*Record excerpts:*
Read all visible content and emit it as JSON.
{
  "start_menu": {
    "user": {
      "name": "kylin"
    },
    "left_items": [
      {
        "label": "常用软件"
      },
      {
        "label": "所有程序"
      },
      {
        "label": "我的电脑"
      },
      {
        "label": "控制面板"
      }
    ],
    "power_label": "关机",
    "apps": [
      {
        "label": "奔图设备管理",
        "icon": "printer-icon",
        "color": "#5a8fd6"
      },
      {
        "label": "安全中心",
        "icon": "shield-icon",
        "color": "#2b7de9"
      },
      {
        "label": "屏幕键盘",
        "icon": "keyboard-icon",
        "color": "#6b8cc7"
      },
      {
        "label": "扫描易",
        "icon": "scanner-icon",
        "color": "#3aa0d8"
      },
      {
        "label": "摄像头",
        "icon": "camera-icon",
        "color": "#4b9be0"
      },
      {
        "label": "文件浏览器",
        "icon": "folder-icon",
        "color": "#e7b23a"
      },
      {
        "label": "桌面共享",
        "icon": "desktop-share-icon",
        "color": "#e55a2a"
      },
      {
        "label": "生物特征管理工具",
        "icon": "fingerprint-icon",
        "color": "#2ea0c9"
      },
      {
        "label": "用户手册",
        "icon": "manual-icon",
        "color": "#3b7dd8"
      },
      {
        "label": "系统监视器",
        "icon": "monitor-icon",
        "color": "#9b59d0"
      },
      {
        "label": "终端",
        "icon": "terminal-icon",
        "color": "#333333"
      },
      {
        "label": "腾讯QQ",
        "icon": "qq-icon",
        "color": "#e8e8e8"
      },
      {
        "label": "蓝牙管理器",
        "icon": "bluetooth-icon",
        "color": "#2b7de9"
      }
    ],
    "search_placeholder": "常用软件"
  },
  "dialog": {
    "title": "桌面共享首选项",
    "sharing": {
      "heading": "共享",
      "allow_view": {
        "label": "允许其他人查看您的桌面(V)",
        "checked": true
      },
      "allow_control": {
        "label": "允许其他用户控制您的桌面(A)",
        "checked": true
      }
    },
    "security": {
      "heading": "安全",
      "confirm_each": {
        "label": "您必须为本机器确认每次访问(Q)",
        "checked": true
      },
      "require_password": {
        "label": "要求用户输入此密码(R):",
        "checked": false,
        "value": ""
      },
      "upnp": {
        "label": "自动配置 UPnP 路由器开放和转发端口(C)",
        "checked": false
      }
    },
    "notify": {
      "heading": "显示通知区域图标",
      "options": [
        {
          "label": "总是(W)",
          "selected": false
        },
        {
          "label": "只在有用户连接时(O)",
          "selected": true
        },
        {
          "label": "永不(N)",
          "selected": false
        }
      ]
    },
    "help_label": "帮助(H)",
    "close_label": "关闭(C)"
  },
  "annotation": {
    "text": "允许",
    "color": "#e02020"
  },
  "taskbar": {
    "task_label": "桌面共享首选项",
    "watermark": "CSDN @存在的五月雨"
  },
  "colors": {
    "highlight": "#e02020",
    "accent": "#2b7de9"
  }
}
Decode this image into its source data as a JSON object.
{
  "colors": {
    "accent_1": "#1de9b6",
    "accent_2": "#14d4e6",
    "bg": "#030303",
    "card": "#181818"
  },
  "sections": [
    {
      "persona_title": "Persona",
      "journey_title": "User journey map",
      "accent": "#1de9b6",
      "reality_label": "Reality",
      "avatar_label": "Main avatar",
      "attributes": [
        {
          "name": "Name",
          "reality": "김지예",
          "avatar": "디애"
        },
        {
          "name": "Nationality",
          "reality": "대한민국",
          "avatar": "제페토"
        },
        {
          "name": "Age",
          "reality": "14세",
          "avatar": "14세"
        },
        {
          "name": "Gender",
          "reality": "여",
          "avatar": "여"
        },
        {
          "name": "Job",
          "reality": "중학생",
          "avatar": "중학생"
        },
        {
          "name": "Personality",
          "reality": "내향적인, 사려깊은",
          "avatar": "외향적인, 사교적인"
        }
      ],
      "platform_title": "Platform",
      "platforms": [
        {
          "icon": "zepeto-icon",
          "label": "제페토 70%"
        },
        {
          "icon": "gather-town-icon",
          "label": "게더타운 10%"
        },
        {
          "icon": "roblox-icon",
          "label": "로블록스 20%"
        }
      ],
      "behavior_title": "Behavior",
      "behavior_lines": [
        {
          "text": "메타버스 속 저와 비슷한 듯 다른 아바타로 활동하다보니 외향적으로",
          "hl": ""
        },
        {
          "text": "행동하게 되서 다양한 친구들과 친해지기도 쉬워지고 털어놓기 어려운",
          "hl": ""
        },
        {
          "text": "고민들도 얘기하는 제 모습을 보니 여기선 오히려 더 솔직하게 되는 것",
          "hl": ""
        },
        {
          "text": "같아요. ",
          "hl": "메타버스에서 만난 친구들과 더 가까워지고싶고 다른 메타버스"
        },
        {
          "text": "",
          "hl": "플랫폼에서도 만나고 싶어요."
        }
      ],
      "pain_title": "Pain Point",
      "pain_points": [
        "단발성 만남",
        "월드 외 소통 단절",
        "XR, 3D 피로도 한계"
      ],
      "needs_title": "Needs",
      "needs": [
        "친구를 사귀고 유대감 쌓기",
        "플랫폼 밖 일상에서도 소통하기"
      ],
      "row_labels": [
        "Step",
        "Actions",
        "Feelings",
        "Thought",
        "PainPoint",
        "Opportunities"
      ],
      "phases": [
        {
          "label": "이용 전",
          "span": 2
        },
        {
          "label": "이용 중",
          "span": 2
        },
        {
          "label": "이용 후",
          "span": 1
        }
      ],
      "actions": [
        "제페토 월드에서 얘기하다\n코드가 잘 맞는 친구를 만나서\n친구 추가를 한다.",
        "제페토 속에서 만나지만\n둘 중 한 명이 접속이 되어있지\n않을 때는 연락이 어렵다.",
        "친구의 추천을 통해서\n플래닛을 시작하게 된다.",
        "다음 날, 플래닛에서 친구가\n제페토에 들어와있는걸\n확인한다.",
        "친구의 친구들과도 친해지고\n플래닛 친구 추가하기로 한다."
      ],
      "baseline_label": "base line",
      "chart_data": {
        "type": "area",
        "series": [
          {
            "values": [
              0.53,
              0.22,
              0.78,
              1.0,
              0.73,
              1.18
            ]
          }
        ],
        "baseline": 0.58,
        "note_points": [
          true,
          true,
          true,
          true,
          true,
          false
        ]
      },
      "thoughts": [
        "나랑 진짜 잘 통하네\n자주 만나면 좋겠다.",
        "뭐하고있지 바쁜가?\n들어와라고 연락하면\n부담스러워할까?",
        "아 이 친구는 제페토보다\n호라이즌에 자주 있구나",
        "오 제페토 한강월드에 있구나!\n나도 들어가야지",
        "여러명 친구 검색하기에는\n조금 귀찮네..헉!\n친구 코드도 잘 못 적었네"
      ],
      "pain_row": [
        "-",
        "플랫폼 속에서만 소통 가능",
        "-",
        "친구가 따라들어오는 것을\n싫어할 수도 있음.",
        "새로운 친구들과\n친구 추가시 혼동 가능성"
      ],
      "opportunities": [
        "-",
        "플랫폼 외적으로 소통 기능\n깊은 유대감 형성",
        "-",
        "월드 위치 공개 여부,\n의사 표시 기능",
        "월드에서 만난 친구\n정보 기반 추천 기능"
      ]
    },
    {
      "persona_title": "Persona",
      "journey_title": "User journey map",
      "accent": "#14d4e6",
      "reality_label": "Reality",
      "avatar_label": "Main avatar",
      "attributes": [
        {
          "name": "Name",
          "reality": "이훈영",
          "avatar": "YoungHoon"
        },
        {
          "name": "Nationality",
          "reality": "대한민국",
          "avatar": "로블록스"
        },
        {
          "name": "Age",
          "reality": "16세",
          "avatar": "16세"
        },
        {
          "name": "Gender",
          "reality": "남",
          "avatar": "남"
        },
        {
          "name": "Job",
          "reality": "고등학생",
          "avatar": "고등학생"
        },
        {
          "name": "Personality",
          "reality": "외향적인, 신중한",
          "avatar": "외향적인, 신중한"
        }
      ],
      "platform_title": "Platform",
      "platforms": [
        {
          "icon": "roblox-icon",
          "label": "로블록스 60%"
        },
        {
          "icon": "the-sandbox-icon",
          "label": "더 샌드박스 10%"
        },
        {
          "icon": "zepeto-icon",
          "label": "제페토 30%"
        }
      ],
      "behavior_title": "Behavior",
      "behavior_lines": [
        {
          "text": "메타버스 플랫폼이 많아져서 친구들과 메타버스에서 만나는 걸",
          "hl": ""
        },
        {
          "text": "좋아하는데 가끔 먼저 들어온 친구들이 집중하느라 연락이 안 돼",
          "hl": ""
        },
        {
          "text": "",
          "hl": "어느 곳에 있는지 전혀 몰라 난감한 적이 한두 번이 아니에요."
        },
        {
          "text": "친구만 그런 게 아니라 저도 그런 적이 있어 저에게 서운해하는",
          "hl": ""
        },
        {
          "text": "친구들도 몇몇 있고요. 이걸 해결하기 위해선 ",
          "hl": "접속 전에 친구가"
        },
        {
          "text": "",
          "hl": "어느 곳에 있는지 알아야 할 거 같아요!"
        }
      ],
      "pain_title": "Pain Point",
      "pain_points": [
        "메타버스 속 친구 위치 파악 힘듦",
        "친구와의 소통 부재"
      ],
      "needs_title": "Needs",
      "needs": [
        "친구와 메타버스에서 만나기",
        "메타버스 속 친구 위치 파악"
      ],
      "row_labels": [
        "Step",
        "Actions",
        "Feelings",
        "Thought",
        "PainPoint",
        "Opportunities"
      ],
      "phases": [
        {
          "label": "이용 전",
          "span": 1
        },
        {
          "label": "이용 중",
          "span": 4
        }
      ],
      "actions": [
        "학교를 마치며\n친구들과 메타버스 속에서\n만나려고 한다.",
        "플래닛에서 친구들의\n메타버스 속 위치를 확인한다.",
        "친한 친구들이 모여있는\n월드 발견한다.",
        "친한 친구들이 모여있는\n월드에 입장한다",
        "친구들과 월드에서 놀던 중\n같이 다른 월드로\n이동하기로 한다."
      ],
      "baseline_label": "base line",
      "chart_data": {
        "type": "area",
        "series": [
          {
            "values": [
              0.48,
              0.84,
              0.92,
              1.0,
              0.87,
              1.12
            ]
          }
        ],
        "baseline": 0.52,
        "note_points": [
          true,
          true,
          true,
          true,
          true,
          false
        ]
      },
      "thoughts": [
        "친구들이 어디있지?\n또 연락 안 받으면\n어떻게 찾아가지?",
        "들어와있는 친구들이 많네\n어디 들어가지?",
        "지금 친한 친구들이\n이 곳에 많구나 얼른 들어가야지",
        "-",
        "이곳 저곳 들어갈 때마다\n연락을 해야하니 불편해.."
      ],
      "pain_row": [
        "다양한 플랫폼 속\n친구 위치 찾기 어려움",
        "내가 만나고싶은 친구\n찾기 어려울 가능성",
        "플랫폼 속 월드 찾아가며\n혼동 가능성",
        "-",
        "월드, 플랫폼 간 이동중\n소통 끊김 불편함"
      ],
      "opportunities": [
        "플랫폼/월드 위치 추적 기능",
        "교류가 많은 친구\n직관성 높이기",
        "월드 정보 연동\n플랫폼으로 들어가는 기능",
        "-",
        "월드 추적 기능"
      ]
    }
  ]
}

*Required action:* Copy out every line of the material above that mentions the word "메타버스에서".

*Output:*
          "hl": "메타버스에서 만난 친구들과 더 가까워지고싶고 다른 메타버스"
          "text": "메타버스 플랫폼이 많아져서 친구들과 메타버스에서 만나는 걸",
        "친구와 메타버스에서 만나기",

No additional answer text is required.